RP: How hopeful are you that you and the new Republican majority will be able to accomplish these goals?

Renee Ellmers: Very confident! I was a little leery before heading to Washington a couple of weeks ago. I wondered how the leadership would welcome us. With what we hear in media reports about their resistance to the new members, especially anyone associated with the Tea Party. I found that just the opposite was true. They realize that there are strength in numbers and that we are united coming in. We are a force that will work with them to promote common-sense conservative values and good legislation.

The leadership has been very open to suggestions and are being supportive. I think we are going to get along just fine. There will be disagreements and debate along the way, but that is wonderful for the country.

RP: What committees are you most interested in working on? Why?

Renee Ellmers: Agriculture is paramount for the community I represent. I’m also interested in small business, finance, science and health. I will be looking at these issues and fighting for these issues regardless of any committee assignments I might have.

[Editor update – subsequent to this interview, Ellmers was recommended for 3 committees by GOP leadership — Agriculture, Small Business and Foreign Affairs. She will presumably take her spot on these committees after the swearing-in ceremony and subsequent new leadership vote.]

I think there are ways a Congressman can be more effective on an issue when they are not sitting on the committee. The steering committee was already in place when we went to Washington. Because of the size of the freshman class, we asked for three representatives on the leadership team. The leadership has allowed that and they are allowing these representatives to be instrumental in decision making.

RP: Has anything about the political culture in Washington, DC surprised you yet?

Renee Ellmers: What has surprised me the most is that the leadership in Washington has been so concerned that the new Congress includes family and are aware of the differences between the environment in Washington and at home. They have emphasized that having spouses with them is important. It seems to be a paramount concern that the new members have a good sense of the differences in the environments and not fall into traps where others have faltered.

RP: Nationally, does the GOP’s historic victory in the 2010 midterms give it a mandate from the voters and, if so, what is that mandate?

Renee Ellmers: The mandate is to go to Washington and cut the size of government, cut government spending and Washington’s political climate that intrudes on individual decision making. People want a smaller, less intrusive government. We are to follow the Constitution and limit government’s involvement in our lives.
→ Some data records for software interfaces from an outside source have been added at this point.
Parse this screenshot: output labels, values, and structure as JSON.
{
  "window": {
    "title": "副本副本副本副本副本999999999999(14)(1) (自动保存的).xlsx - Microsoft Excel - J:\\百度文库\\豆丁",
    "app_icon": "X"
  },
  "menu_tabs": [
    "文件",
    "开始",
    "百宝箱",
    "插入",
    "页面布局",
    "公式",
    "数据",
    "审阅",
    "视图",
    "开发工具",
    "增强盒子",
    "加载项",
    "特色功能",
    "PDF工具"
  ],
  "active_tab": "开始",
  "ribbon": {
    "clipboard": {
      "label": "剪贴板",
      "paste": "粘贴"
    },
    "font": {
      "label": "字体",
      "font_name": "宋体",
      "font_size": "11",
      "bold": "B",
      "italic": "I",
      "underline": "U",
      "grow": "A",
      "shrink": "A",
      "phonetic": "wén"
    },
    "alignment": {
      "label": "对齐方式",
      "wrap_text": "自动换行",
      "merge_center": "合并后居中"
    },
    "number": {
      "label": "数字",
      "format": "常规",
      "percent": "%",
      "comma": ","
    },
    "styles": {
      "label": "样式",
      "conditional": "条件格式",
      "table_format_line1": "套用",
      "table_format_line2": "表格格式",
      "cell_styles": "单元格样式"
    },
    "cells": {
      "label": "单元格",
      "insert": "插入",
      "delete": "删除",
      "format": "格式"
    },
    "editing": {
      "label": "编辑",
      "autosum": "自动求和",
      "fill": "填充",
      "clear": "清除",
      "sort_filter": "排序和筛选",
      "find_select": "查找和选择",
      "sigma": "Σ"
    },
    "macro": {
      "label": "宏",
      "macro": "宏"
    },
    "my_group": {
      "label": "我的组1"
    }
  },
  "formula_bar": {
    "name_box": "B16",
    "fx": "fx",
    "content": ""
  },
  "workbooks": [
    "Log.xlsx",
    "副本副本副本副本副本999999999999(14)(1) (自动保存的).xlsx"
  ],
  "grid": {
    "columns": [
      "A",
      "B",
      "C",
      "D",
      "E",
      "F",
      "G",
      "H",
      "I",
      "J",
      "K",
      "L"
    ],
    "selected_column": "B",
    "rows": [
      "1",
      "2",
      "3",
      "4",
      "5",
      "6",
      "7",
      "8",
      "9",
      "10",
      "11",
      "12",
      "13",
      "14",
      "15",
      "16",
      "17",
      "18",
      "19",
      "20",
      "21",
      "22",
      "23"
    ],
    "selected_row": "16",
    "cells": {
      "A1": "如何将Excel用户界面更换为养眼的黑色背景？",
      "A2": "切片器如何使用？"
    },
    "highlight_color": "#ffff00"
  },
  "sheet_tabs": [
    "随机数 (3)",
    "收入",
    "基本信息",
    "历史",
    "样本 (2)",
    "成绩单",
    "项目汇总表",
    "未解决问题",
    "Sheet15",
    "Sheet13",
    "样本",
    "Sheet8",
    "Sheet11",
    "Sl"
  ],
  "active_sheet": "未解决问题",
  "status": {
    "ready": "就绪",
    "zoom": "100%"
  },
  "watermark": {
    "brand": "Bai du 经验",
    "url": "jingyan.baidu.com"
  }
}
RP: How difficult will it be for the Republican House majority to work with the Democratic Senate majority and President Obama to accomplish national priorities?

Renee Ellmers: I think the Republican leadership is really trying hard. They have shown an openness to working together with the incoming Congressmen. There will have to be compromises, but we can not compromise on our core principles. We must move forward in our commitment to the private sector. The leadership has shown a willingness to working with the other side. The Democrats will have to understand that we have to put pettiness aside and work together.

RP: Anything more you want to share with the readers of

Renee Ellmers: I am going to Congress to work on preserving core Conservative values, follow the Constitution as it should be, as it was intended to be. That is limiting the amount of government. I will work to get the economy turned around.